Count how many lines hold "JSON" in the records, and respond with that number by itself.

= Task material =
- - - - -
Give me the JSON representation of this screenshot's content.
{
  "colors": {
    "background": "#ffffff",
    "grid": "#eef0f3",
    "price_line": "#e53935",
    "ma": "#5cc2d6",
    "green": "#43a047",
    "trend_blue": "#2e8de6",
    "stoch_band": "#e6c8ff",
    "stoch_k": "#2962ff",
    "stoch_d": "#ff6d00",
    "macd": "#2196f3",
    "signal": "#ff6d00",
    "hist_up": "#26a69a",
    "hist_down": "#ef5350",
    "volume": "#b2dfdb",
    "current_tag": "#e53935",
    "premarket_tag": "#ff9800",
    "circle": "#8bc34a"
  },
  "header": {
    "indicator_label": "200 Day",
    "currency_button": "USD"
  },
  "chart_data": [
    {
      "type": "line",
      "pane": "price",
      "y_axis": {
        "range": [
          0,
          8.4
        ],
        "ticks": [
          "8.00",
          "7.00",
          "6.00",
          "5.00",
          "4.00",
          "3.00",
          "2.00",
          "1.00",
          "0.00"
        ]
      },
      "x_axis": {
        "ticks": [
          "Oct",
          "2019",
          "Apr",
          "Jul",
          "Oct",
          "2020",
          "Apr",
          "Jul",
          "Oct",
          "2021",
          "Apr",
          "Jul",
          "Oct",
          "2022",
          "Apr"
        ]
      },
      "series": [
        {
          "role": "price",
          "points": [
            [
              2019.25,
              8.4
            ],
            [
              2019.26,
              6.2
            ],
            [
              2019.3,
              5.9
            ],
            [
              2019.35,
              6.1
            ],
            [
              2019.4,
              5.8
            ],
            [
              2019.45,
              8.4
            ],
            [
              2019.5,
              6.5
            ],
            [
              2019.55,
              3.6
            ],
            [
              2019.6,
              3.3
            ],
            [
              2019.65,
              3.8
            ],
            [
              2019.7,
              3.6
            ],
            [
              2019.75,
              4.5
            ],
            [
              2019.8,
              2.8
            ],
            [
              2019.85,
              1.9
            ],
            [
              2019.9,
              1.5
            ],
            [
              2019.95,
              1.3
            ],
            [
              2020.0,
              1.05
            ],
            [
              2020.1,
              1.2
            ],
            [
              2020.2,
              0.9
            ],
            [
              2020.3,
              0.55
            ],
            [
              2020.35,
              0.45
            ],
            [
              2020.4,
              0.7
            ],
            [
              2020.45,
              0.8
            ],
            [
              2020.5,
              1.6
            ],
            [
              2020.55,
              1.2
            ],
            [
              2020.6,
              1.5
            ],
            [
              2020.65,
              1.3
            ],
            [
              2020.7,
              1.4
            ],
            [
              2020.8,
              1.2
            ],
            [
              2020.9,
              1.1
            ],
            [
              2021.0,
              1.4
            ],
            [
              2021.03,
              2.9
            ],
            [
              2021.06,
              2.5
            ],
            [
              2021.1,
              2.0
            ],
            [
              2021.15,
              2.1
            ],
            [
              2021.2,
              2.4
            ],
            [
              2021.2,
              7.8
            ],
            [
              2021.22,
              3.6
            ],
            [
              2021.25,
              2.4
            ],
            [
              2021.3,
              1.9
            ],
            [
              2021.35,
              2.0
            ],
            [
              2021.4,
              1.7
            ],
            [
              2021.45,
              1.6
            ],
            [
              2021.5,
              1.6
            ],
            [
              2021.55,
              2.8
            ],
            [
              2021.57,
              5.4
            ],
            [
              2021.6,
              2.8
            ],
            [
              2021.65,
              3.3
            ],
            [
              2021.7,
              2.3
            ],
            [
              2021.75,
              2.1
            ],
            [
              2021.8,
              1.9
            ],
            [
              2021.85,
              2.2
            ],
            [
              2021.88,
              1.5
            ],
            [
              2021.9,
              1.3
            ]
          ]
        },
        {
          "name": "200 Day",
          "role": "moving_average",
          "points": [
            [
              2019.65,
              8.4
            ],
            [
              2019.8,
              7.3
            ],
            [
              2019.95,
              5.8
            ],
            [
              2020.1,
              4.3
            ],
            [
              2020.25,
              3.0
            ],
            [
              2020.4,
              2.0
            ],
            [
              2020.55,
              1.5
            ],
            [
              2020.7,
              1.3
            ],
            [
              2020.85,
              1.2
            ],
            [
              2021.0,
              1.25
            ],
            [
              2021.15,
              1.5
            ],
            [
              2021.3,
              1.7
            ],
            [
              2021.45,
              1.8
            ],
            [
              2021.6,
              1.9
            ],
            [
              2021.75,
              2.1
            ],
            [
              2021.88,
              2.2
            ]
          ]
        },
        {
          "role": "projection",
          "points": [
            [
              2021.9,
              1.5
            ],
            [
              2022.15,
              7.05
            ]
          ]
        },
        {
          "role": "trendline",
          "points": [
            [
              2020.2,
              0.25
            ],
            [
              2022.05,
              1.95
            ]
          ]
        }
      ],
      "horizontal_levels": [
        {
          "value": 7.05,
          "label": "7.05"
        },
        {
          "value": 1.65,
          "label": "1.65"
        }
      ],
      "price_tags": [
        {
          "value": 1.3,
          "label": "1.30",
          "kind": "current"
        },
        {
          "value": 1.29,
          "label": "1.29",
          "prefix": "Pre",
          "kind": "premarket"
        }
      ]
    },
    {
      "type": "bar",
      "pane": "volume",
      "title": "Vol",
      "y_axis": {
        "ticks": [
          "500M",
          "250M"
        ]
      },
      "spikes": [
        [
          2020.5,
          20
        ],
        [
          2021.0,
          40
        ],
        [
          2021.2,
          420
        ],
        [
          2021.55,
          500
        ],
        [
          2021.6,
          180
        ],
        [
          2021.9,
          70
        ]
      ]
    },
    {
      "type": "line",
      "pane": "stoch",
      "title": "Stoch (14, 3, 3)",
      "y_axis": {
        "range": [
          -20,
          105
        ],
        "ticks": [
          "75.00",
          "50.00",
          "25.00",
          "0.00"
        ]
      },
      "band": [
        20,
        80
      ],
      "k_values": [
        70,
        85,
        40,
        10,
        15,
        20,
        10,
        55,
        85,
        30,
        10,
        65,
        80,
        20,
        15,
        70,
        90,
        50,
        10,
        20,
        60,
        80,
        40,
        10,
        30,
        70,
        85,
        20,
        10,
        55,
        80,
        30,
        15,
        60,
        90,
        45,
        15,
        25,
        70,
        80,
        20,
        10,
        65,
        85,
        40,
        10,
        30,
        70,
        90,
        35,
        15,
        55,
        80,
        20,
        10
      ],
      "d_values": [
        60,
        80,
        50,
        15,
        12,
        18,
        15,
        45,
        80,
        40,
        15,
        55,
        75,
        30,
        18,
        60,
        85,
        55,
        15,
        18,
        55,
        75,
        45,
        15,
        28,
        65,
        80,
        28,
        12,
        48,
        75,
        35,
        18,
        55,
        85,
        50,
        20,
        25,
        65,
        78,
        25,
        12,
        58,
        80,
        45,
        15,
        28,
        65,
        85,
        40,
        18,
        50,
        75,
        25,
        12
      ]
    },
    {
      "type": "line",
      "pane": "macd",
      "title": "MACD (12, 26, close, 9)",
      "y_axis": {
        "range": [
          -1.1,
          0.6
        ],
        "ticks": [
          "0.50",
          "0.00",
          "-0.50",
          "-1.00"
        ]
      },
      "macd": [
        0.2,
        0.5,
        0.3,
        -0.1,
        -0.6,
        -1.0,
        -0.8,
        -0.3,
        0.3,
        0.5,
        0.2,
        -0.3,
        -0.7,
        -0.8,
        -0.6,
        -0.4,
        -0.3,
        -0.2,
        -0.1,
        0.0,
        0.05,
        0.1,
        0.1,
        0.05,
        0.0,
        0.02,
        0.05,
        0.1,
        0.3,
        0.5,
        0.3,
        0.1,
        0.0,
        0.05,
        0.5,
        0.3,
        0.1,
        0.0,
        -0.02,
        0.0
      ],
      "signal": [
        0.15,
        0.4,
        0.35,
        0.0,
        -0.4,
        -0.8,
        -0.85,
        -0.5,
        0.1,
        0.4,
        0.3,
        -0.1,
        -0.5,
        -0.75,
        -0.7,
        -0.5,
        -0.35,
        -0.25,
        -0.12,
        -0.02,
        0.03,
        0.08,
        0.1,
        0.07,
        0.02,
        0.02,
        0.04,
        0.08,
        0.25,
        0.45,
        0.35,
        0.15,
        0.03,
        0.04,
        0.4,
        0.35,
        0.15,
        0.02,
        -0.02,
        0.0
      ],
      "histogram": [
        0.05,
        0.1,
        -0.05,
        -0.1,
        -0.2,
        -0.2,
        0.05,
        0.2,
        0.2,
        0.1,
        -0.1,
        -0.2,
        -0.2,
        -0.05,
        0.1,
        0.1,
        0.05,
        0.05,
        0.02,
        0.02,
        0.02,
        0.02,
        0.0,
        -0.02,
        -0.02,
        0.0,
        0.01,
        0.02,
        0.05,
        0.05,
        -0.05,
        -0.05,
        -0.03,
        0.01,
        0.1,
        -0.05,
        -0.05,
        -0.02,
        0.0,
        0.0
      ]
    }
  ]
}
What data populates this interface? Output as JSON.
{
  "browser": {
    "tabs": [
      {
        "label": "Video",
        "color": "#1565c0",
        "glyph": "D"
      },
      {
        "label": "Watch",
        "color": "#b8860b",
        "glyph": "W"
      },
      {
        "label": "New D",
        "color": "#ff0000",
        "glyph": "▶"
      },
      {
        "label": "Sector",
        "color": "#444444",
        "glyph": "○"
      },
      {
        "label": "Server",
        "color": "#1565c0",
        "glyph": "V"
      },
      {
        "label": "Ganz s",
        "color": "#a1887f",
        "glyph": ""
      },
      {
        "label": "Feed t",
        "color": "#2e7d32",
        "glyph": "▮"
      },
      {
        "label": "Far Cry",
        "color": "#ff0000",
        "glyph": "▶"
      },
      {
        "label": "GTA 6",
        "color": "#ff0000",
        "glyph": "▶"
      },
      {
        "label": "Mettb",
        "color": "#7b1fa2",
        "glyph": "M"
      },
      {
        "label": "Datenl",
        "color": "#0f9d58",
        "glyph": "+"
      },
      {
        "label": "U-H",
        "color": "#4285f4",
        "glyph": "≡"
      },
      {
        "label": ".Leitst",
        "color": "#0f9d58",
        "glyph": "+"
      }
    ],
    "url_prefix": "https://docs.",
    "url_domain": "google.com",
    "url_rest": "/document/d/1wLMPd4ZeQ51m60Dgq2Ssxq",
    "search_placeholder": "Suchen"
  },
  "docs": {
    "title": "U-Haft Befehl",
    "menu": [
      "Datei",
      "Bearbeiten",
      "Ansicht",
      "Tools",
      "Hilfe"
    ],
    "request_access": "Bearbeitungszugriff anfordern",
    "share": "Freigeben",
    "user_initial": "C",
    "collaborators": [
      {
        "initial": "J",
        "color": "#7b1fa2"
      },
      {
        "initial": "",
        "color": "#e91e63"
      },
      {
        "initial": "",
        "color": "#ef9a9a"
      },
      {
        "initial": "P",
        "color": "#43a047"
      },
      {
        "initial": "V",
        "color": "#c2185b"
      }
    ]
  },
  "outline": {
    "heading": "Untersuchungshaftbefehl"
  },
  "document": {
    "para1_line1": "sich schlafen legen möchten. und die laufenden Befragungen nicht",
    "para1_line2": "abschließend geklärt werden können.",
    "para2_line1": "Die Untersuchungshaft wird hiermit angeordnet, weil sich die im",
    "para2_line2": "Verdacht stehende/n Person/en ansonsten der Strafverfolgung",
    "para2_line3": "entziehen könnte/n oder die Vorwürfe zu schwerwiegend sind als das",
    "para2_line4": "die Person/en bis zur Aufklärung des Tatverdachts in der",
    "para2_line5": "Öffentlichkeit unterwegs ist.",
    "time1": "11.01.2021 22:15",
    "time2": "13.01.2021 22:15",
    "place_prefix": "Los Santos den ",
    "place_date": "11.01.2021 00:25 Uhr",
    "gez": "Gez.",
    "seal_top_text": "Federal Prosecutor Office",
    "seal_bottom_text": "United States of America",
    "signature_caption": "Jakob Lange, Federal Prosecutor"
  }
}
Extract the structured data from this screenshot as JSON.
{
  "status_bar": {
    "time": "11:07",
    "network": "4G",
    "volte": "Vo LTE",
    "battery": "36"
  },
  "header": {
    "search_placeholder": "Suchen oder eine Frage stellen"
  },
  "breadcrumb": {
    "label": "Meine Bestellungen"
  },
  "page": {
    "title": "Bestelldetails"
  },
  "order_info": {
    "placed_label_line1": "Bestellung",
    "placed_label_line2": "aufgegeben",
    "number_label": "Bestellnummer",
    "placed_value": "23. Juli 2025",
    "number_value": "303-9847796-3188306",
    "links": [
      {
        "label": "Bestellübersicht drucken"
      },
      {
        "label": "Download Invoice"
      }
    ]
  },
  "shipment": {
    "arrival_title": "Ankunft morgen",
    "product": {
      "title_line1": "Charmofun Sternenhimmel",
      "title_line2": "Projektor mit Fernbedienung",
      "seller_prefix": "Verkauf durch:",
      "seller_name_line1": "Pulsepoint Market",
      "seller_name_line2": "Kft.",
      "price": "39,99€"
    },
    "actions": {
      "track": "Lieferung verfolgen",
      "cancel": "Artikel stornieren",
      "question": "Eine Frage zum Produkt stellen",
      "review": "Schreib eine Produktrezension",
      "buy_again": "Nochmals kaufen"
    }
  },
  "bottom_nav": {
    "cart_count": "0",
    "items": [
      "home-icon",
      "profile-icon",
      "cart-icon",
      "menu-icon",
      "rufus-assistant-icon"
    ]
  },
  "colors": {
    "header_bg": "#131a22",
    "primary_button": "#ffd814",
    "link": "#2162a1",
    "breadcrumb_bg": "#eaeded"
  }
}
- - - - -
= Exercise solution =
3